The familiar Gospel song may reassure us that “His eye is on the sparrow,” but for those at the battered edges of our society, too often it doesn’t seem that way. Here, Diane Sahms-Guarnieri catches sight of “a sparrow by its own forgotten self,” and that sparrow stands in for other “forgotten” ones: the homeless, the wrecked, the ill, a family of forebears “visited” by comprehensive Job-like “Misery.” Even as she shows us “light’s battered edges,” however, Sahms-Guarnieri makes us sharply aware of “life playing / disharmoniously and harmoniously”: love so close it’s “like being safely snug inside / the lining of another’s skin”; earth itself surrendering “to each / sunset” “in a thankful swaying sort of way”; a soul snatched up animistically, “lifting, lifting, lifting into light.” These compelling poems leave us disquieted, as much by beauty as by sorrow.

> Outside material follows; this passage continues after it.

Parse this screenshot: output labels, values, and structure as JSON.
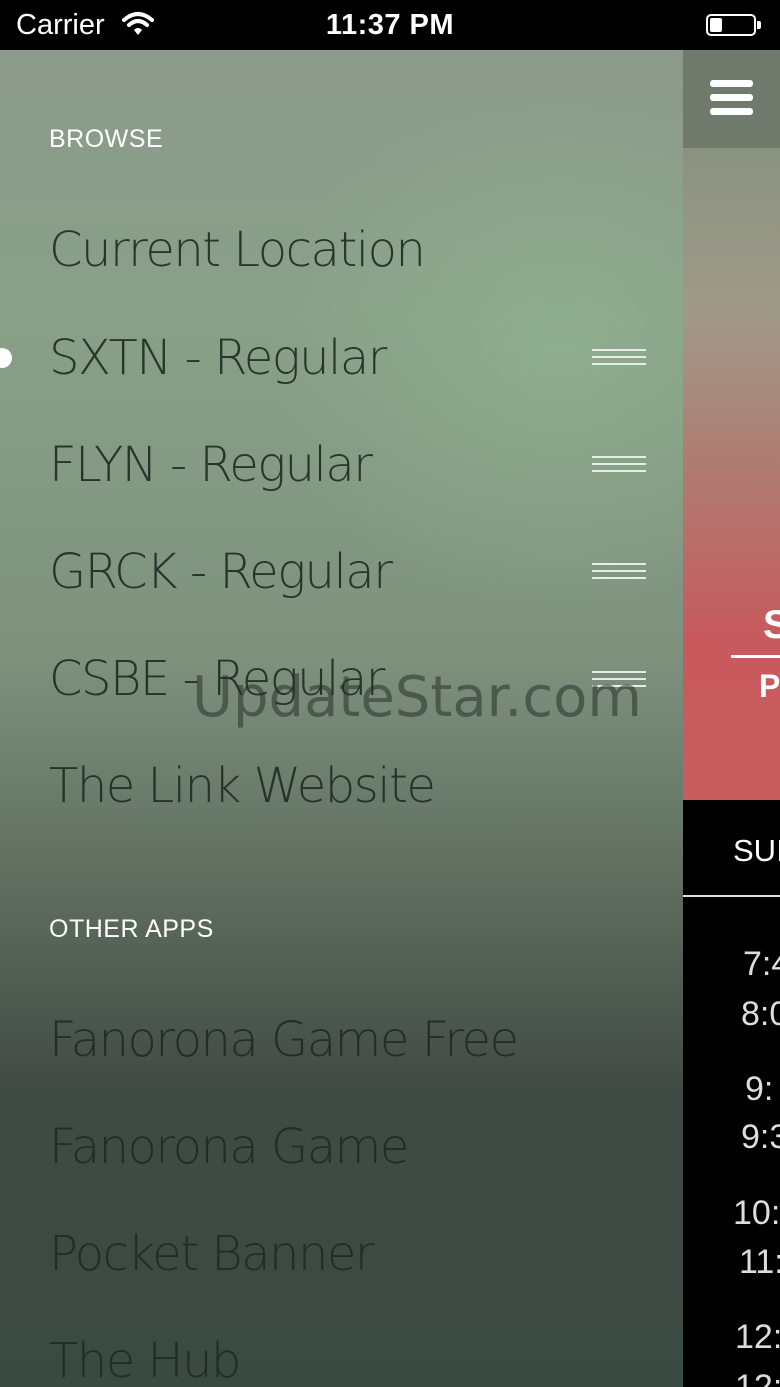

Nathalie F. Anderson
Author of Quiver
Professor, Swarthmore College
Think of the spirit of place as the frame of memory shaping language, of the perpetual soliloquy of being who you are in counterpoint with echoing phrases others have uttered at or to you, and you will have some idea of the chant and enchantment of the poems gathered in Light’s Battered Edge. There are some hard truths in these poems — about abusive spouses, about the wear and tear of caring for others. But underlying it all is the sense of what love really means.
Books, Inq. — The Epilogue
You can find Lights Battered Edge here:
We enjoyed a great reading with The Lancaster Poetry Exchange last evening. Thanks to Le Hinton who was a wonderful host. You can view more photographs of the event at this link: https://www.flickr.com/photos/12065560@N04/albums/72157603927065737
An excerpt of the poem, Pennsylvania is now available online at this link: https://www.questia.com/library/journal/1P3-3429203031/pennsylvania
In addition an excerpt of the poem If against April’s Bluest Backdrop, Each Tree a “Living Sculpture” is also available at this link: https://www.questia.com/library/journal/1P3-3429203041/if-against-april-s-bluest-backdrop-each-tree-a-living
To read the entire poems please visit The Pennsylvania Literary Journal
We had a great time in New Haven last evening @ The Institute Library. More photographs can viewed here: https://www.flickr.com/photos/12065560@N04/albums/72157603927065737
Al Markowitz of Partisan Press announced Absence by Diane Sahms-Gurarnieri as the winner of The Blue Collar Review Working People’s Poetry Competition. You can read Absence at The Blue Collar Review by clicking this link http://partisanpress.org/ and then on this year’s winning poem.
I was pleased to read at the final Poets on the Porch on July 11th for The Fox Chase Reading Series at Ryerss Museum and Library. You can view photographs of the entire event at this link: